John Battle MP explained that the Commonwealth Parliamentary Association met this week & it is a massive challenge to get some of these issues on to the agenda. Having a joint select committee is a very good idea & Parliamentarians should follow this through.
Q: will public support remain when taxes have to be increased in rich countries to pay for all these reforms? Also, there are no documents on NGO websites evaluating their projects - if you look on the World Bank website for instance, you can usually quite quickly find evaluation reports of their work.
Responding, Matt Phillips explained that SCF does do global impact monitoring - this assesses the accountability & measures the impact of their work for stakeholders. It has had much attention, but is still in its early stages. SCF is also a child rights organisation - so it advocates to governments to deliver the rights of children. NGO budgets are very small compared to governments - they need to build on their capacity to both deliver & evaluate. In the long run however, it must be the people who hold their governments to account & we must empower them to do this. Many developing countries have not reached that state yet.
Gareth Thomas MP, on the dangers of corruption, explained the need to be up-front from the start - corruption happens in every country, it is not an excuse but it is a reason why we should be involved. If we just give money to UNICEF, that will not change systems. Offering direct GBS won't help the development of the civil service, of health or education systems & it will therefore not get to the heart of the problem, although GBS is very important to improve the quality of governments.
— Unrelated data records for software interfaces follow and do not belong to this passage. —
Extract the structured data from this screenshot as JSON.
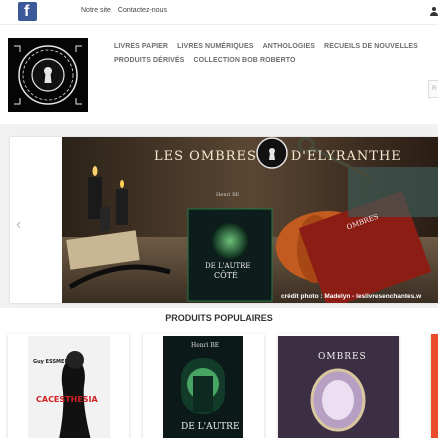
{
  "topbar": {
    "facebook_letter": "f",
    "links": [
      "Notre site",
      "Contactez-nous"
    ],
    "user_icon": "user-icon"
  },
  "logo": {
    "text": "LES OMBRES D'ELYRANTHE",
    "icon": "keyhole-icon"
  },
  "nav": {
    "row1": [
      "Livres papier",
      "Livres numériques",
      "Anthologies",
      "Recueils de nouvelles"
    ],
    "row2": [
      "Produits dérivés",
      "Collection Bob Roberto"
    ]
  },
  "search": {
    "placeholder": "R"
  },
  "hero": {
    "title_left": "LES OMBRES",
    "title_right": "D'ELYRANTHE",
    "credit": "crédit photo : Madelyn - leslivresenchantes.w",
    "prev_arrow": "‹",
    "book1": {
      "author": "Henri BE",
      "title1": "DE L'AUTRE",
      "title2": "CÔTÉ"
    },
    "book2": {
      "title": "OMBRES"
    }
  },
  "popular": {
    "title": "Produits populaires",
    "products": [
      {
        "cover_author": "Guy ESSMER",
        "cover_title": "CACESTHESIA"
      },
      {
        "cover_author": "Henri BE",
        "cover_title": "DE L'AUTRE CÔTÉ"
      },
      {
        "cover_title": "OMBRES"
      }
    ]
  },
  "colors": {
    "facebook": "#3b5998",
    "nav_text": "#6d6d6d",
    "accent_red": "#d21f1f"
  }
}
On the raising of taxes, Gordon Brown is an extremely prudent Chancellor & would not have supported the 0.7% commitment without working out where it would come from. NGO accountability is an issue - it is not clear to whom NGOs are accountable. The members of the DEC are in general are extremely well run, but there are some examples of work being done by NGOs which could be challenged. On trade liberalisation, markets must be opened up in ways that best suit developing countries' needs. This could be done around as part of the trade talks.
John Battle MP thanked everyone for coming & the speakers for their contributions.